═══ Record set

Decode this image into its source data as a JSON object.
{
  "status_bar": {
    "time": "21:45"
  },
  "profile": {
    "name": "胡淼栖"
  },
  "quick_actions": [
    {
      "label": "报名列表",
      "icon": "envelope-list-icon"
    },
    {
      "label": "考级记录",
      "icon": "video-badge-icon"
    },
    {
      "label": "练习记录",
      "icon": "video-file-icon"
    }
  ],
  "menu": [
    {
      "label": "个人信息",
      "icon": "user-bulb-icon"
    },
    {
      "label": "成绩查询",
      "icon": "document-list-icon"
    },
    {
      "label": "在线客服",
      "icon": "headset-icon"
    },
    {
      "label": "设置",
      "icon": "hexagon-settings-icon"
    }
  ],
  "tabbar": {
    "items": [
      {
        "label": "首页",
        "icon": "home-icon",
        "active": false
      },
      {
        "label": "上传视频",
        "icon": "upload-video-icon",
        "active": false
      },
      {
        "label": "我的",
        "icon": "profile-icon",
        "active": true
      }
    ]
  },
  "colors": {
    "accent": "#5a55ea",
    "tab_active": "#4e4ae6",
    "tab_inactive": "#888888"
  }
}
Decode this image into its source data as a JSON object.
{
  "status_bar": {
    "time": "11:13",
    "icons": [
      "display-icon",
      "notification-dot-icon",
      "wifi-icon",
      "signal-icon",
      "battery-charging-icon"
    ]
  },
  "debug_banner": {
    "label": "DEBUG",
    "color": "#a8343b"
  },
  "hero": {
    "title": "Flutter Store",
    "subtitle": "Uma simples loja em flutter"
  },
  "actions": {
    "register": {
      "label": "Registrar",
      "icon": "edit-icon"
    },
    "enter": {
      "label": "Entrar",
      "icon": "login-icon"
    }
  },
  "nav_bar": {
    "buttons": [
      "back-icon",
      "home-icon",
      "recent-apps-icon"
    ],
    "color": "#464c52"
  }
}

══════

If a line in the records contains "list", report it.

      "icon": "envelope-list-icon"
      "icon": "document-list-icon"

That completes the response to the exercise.